ABOUT THIS TASK
Find how many lines in the material hold the word "time", then state that number and nothing more.

EXCERPTED RECORDS
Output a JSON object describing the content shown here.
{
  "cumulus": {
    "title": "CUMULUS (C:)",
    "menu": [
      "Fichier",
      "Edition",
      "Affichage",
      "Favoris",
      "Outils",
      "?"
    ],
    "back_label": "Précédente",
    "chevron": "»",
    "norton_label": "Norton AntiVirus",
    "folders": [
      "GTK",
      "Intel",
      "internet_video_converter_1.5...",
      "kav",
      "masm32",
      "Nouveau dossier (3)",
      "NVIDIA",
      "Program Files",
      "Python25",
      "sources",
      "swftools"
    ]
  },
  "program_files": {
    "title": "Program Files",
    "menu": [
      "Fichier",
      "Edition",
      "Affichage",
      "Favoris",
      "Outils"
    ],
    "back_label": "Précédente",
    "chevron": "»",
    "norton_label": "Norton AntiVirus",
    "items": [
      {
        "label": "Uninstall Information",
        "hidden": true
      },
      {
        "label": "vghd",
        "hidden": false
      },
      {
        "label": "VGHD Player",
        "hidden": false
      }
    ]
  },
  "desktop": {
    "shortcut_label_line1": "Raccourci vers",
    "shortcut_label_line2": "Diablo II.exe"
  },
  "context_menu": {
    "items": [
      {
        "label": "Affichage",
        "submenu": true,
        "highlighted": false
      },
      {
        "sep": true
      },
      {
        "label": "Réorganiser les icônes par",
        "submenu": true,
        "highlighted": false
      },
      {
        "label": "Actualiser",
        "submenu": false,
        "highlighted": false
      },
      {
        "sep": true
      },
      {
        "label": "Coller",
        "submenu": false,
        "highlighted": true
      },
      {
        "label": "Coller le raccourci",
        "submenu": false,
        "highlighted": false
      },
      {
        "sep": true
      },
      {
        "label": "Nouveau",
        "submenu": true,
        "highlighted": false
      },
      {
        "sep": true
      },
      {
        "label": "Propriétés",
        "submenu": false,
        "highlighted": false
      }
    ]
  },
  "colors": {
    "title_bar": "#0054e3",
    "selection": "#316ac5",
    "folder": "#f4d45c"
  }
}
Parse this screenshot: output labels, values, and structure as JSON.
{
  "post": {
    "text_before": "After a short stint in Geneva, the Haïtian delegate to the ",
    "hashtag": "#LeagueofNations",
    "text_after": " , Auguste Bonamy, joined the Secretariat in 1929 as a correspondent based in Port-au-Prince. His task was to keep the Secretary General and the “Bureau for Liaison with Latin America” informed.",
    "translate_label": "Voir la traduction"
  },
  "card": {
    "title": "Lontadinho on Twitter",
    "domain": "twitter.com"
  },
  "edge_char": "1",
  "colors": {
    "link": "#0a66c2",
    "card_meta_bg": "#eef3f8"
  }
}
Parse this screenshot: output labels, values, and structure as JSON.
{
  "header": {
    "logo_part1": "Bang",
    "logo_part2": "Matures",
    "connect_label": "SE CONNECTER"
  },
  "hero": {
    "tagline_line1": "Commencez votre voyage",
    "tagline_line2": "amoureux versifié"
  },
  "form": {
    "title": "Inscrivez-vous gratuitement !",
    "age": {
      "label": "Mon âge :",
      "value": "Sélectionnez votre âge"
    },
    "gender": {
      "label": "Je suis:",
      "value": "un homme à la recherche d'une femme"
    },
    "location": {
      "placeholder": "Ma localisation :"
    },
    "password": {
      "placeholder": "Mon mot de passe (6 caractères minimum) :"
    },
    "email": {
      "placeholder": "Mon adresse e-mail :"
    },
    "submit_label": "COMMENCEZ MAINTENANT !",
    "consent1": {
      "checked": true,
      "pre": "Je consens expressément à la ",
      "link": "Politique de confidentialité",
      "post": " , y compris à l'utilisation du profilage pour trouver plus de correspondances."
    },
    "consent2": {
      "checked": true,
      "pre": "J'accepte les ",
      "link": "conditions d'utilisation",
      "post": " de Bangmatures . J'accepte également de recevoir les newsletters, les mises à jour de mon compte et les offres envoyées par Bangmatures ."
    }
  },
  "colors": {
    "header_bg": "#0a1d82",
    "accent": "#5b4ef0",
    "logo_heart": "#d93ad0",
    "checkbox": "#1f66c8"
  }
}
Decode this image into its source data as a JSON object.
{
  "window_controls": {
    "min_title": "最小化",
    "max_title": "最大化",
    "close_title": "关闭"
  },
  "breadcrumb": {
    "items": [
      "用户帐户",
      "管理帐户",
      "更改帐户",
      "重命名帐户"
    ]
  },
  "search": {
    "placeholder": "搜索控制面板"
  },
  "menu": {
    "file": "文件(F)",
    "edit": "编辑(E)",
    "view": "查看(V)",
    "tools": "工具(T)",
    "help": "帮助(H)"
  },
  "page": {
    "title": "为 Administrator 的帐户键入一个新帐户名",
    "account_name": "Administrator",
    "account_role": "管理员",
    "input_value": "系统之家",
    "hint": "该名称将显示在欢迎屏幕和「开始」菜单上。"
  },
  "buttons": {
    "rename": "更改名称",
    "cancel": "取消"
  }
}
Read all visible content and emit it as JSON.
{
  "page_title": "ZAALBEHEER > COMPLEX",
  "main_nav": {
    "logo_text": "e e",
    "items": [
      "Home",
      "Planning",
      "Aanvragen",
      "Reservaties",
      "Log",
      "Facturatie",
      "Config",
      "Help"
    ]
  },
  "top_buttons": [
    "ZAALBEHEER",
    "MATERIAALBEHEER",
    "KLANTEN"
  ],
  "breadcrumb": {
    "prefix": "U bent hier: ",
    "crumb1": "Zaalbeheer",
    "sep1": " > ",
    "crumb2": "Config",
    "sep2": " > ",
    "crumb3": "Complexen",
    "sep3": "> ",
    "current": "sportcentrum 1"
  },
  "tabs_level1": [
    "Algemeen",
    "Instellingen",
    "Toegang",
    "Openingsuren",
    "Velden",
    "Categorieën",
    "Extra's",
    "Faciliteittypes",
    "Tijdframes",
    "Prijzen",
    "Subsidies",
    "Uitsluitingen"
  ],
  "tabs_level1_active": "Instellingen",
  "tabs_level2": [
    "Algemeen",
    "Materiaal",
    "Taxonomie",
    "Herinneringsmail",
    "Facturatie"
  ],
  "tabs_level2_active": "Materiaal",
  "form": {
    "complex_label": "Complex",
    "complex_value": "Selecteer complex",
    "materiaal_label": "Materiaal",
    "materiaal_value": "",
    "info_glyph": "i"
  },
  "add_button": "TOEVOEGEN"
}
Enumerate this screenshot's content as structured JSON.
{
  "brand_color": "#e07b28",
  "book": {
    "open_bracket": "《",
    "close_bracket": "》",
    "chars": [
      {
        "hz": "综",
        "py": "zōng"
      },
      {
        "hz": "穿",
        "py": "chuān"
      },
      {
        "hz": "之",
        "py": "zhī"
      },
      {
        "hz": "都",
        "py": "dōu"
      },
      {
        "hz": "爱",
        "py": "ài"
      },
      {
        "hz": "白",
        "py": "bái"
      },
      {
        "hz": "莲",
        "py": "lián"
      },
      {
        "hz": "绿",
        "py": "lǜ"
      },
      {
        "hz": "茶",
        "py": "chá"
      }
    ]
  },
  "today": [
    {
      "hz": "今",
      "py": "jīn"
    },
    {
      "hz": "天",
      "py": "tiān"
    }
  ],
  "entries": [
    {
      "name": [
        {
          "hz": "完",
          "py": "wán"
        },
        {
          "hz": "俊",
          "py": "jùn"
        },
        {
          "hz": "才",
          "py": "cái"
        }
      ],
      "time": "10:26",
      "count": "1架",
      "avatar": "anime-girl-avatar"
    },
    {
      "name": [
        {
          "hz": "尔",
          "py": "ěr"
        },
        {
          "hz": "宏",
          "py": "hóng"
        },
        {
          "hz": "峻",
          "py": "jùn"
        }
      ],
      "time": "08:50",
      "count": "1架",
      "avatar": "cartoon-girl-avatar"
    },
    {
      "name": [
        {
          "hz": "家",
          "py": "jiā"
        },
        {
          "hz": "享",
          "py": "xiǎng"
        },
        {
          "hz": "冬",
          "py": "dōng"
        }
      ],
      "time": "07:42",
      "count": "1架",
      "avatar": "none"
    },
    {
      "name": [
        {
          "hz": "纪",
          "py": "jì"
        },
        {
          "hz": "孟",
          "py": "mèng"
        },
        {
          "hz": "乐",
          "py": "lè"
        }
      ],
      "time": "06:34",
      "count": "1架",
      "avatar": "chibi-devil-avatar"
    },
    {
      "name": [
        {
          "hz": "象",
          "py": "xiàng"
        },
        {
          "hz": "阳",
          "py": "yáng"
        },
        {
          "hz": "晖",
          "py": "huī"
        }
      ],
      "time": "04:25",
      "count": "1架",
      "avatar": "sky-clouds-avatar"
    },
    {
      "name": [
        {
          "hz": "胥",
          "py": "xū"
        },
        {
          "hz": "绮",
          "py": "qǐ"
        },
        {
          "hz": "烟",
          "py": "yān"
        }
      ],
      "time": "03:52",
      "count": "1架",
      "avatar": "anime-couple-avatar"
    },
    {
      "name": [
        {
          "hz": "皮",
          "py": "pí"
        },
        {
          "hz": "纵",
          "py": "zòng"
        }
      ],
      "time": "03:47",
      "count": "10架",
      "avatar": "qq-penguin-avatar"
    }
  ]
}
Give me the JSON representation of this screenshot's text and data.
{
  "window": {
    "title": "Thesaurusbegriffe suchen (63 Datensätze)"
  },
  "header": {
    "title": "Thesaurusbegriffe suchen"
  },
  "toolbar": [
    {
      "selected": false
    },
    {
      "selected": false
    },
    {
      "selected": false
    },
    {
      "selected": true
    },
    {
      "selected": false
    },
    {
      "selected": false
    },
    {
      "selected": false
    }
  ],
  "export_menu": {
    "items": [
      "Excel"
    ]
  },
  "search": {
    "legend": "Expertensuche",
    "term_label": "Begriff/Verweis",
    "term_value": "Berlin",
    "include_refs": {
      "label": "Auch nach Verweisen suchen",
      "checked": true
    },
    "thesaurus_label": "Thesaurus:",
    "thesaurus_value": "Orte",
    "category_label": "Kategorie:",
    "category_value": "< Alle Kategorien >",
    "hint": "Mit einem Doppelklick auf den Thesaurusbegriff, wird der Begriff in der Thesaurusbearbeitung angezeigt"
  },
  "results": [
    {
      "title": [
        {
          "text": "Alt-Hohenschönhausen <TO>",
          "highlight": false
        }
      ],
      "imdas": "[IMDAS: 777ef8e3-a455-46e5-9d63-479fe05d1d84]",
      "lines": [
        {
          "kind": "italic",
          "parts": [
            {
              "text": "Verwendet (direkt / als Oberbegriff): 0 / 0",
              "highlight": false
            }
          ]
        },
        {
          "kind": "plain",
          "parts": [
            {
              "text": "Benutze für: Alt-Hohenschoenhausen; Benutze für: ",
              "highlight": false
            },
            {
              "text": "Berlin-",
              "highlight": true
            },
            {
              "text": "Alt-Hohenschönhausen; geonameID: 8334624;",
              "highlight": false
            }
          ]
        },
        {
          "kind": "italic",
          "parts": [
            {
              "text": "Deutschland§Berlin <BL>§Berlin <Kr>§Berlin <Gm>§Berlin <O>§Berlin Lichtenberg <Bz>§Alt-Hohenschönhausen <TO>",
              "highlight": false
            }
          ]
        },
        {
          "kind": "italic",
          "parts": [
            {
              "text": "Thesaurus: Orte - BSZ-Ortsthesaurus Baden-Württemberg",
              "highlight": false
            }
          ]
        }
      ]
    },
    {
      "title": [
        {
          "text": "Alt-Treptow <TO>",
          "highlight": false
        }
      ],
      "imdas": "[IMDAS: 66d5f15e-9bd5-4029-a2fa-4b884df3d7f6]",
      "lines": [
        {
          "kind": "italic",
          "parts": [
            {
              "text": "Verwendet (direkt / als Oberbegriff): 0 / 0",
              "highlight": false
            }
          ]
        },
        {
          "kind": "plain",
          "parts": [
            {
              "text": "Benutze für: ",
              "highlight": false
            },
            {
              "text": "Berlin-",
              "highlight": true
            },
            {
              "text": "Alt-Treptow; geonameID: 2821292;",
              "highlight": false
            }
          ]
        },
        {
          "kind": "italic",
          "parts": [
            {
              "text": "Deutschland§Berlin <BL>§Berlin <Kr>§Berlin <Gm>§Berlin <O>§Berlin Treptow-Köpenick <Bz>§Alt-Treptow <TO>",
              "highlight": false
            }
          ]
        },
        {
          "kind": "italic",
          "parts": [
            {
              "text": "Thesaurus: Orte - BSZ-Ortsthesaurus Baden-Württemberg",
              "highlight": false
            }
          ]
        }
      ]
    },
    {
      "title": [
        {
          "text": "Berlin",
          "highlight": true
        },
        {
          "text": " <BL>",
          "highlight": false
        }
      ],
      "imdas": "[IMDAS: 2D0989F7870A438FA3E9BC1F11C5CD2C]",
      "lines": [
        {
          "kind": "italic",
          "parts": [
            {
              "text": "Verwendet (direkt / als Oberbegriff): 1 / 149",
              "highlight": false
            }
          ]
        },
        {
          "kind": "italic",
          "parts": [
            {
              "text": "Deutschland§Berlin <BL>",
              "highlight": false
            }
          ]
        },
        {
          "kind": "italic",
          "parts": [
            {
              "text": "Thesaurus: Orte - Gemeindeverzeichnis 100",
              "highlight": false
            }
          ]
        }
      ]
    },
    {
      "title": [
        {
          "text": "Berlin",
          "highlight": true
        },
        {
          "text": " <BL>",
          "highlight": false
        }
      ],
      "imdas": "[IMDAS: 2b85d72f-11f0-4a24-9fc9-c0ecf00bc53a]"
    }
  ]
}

REPLY
7